“TradeWindow has the potential to truly transform the way our customers experience the international trade process. By digitising the trade process, businesses will be able to operate more efficiently with trust and security across the globe.”
Last year, ASB successfully piloted the TradeWindow platform, executing a trade between a Korean importer and a major Kiwi meat exporter, Greenlea Premier Meats.
TradeWindow uses DLT to create a ‘single trading window’ accessible by all parties involved in the transaction from the importer to the exporter.
It significantly reduces the risk of fraud and cyber security threats as edits can only be made with the consensus of the majority of the network.
However, Smith says the primary benefit where immediate cost savings and efficiencies are realised is the “instantaneous sharing of documentation that is currently couriered at significant cost between the various parties, including exporters, importers, banks, certifiers, and insurance companies.
“With 12,000 registered exporters in New Zealand it represents a major market opportunity.”
“TradeWindow allows all relevant documents – from certificates to invoices – to be exchanged digitally using one touchpoint”.
Smith adds, “With cybersecurity threats on the rise, many exporters are looking to future-proof their trading procedures.

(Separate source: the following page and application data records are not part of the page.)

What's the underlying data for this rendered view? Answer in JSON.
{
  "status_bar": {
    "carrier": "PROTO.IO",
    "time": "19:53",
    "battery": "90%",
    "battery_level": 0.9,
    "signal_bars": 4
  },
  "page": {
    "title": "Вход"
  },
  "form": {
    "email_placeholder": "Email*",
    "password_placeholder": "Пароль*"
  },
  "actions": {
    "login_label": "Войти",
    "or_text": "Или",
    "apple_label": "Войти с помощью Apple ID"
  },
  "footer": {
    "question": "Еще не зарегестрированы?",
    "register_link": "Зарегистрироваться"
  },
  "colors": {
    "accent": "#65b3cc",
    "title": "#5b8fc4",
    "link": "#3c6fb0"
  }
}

By using TradeWindow, exporters can prevent revenue loss from criminal activity and provide increased traceability through the supply chain.”
Smith says TradeWindow is growing quickly and has secured key exclusive partnerships with two other New Zealand export-related companies, Prodoc and a division of IVS (Independent Verification Services).
It is currently finalising agreements to acquire these companies.
It also has several pilot projects planned and underway with other Kiwi exporters in different sectors, including one with Fiordland Lobster Company, New Zealand’s largest lobster exporter.
Prodoc is an export documentation compliance company that creates digital documentation for over 60% of New Zealand’s exports.
IVS assists New Zealand exporters in the forestry, timber and horticultural industries with product certifications and quality assurance.
“The addition of these companies’ services within the TradeWindow ecosystem will create significant synergies in verification and documentation compliance for Kiwi producers, and significantly simplify the export process,” says Smith.
Prodoc director Steve Cox says, “We are excited to be joining forces with TradeWindow, which we believe will become the go-to platform for exporters who need to meet critical deadlines. It will offer a competitive advantage by improving turnaround times and lift customer service levels for demanding export partners.”
Smith says the bank funding and a recent Callaghan Innovation grant will further the research and development of TradeWindow, helping ready the platform for commercialisation.